But, as Granny will tell you, things were different then. The abundance of war widows and their understandable thirst for escapism provided young Rudy with far more of a captive audience than even his boyhood dreams of adulation could have dared entertain. The opportunity to achieve all this was provided by screenwriter June Mathis, one of the very few women in the boy's life who wasn't after his body. Not that she was blind to his charms: it was Mathis who spotted Valentino's erotic potential amid the display of lounge lizardry he was obliged to give in his early roles. She cast him as Julio the playboy in MGM's fiscally ambitious Four Horsemen of the Apocalypse, thereby prompting sighs of relief from the money men, who could smell the pulling power of a romantic element in what had previously been thought of as a war film.

Rudy didn't disappoint. In fact, his contribution was deemed so valuable that Mathis found herself re-writing the script in order to make Julio the central character. It was 1920 and he had attained stardom, a mere two years after his cinematic debut in a piece ironically entitled Alimony. Marital tangles and convoluted divorce settlements were soon to attract as much press interest as his upwardly spiralling career.

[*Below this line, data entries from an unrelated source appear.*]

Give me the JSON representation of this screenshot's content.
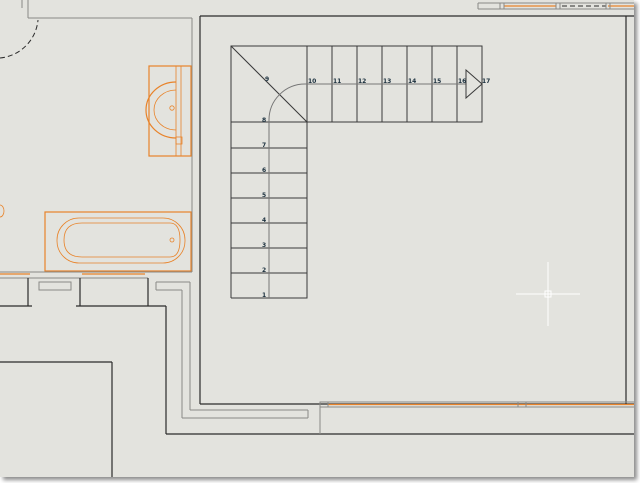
{
  "drawing": {
    "stair_numbers": [
      "1",
      "2",
      "3",
      "4",
      "5",
      "6",
      "7",
      "8",
      "9",
      "10",
      "11",
      "12",
      "13",
      "14",
      "15",
      "16",
      "17"
    ]
  },
  "colors": {
    "background": "#e3e3de",
    "wall": "#2b2b2b",
    "fixture": "#e8832a",
    "stair_text": "#1a2f3d",
    "cursor": "#ffffff"
  }
}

It might have helped if he hadn't married a lesbian, but it seemed like a good idea at the time. Jean Acker was a young starlet whose rapport with the Italian immigrant appeared to be endless but, as it turned out, stopped short of the bedroom. A marriage based on such an unfortunate misunderstanding seems unthinkable outside the plot of a very bad farce, but worse was to come. Thinking he was free to remarry soon after the divorce, Valentino found himself on trial for bigamy. Californian law had it that a year must elapse between one marriage and the next, and Rudy's only defence option was to tell the court that his second marriage was, as yet, unconsummated. The Judge believed him and the incident stands as the one recorded example of Valentino giving a convincing verbal performance.

The second Mrs V was a woman of strong views who not only regarded her husband as an intellectual inferior but dismissed the entire acting profession as a bunch of vacuous pretenders. But Valentino was totally under her spell, and together they made life impossible for the studio heads, ever demanding bigger budgets, greater creative control and more "artistically suitable" projects for the boy than such sure-fire crowd-pleasers as The Sheik. Even his appearance as a matador in the comparatively upmarket Blood and Sand failed to impress her, as funds dictated it should be made in Hollywood and not on location in Spain. Finally, Ratacha caught a train that took her out of Valentino's life. Unlike his first wife, she didn't even bother to attend the memorial service.

In August 1926, Rudy was rushed to hospital suffering from a ruptured appendix. Complications ensued, he contracted peritonitis and died. Over 300,000 worshippers filed past his body as it lay in state in the window of a New York funeral parlour. His allure remained silent to the last. June Mathis was convinced that he would have gone on to greater heights, but there was a significant school of thought which held that Valentino's death coincided rather neatly with that of the silent era and that he was a specialist in non-speaking parts whose phenomenal appeal would have been drastically diminished by the need to match his actions with words. Just as a radio performance is, by necessity, all in the voice, perhaps it was the lack of speech imposed on the films of the 1920s that made Valentino's work all the more visually compelling. That's another thing Granny could have told you: it's the quiet ones you've got to watch.

Bob Sinfield's dramatised biography 'Valentino' is broadcast 6pm R2 Sat